Kevin and his team were undecided. They weren’t sure whether they could move their software product from .NET 2 to .NET 3.5 , let alone to .NET 4. You see, they were faced with having to guess what version of .NET was already installed on the average user’s machine, which I’m sure you’ll agree is no easy task. Upgrading their code to .NET 3.5 might put a barrier to people trying the tool, which was the last thing Kevin wanted: “what if our users have to download X, Y, and Z before being able to open the application?” he asked. That fear of users having to do half an hour of downloads (.followed by at least ten minutes of installation. followed by a five minute restart) meant that Kevin’s team couldn’t take advantage of WCF (Windows Communication Foundation). This made them sad, because WCF would have allowed them to write their code in a much simpler way, and in hours instead of days (as was the case with .NET 2).

Oh sure, they had a gut feeling that this probably wasn’t the case, 3.5 had been out for so many years, but they weren’t sure.

<background music switches to major key>

SmartAssembly Feature Usage Reporting gave Kevin and his team exactly what they needed: hard data on their users’ systems, both hardware and software. I was there, I saw it happen, and that’s not the sort of thing a woman quickly forgets. I’ll always remember his last words (before he went to lunch): “You get lots of free information by just checking a box in SmartAssembly” is what he said. For example, they could see how many CPU cores their customers were using, and found out that they should be making use of parallelism to take advantage of available cores.

But crucially, (and this is the moral of my tale, dear reader), Kevin saw that 99% of SQL Source Control’s users were on .NET 3.5 or above.

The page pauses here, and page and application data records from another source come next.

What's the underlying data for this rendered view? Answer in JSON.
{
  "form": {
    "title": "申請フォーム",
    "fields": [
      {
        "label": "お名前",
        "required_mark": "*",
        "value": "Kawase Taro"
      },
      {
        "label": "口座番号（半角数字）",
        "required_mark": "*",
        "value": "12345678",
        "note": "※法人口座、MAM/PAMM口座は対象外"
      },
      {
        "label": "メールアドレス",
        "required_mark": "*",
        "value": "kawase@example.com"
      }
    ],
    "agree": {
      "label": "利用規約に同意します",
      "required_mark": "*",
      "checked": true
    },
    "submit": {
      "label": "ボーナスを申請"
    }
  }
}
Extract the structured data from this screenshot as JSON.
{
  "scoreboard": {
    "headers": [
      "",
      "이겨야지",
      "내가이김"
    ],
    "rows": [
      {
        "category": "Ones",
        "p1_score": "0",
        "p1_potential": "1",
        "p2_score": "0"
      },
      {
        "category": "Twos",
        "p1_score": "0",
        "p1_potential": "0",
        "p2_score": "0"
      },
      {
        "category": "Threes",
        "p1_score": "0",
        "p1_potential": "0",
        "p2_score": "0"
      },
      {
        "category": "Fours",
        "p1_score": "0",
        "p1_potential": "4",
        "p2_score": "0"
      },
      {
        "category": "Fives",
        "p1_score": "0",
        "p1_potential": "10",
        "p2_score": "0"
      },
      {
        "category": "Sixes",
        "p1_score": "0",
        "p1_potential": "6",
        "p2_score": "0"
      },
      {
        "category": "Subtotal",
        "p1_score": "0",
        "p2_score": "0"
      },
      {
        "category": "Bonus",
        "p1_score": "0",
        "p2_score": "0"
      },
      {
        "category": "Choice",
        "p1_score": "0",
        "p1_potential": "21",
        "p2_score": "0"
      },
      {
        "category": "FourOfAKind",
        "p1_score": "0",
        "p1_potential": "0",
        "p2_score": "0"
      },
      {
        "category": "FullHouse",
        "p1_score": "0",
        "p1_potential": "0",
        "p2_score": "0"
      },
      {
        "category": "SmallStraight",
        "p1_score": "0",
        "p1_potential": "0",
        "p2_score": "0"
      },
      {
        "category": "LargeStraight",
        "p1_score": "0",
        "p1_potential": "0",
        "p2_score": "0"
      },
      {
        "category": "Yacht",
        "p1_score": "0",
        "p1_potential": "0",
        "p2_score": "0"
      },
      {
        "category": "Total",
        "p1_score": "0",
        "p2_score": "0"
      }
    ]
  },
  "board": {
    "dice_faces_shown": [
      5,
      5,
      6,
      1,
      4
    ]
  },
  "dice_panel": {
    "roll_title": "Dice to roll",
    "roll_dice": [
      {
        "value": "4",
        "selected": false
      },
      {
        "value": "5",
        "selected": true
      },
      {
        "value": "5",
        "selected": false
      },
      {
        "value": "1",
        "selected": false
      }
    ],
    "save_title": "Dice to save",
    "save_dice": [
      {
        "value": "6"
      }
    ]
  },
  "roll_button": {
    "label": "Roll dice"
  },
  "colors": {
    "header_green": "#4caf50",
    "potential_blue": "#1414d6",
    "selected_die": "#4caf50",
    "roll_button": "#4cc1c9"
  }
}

So he knew that they could make the switch and that is was safe to do so. With this reassurance, they could use WCF to not only make development easier, but to also give them a really nice way to do inter-process communication between the Source Control and the SQL Compare products. To have done that on .NET 2.0 was certainly possible <knowing chuckle>, but Microsoft have made it a lot easier with WCF.

<strange mirage effect to denote end of flashback>

So you see, with Feature Usage Reporting, they finally got the hard evidence they needed to safely make the switch to .NET 3.5, knowing it would not inconvenience their users. And that, my friends, is just the sort of thing we like to hear.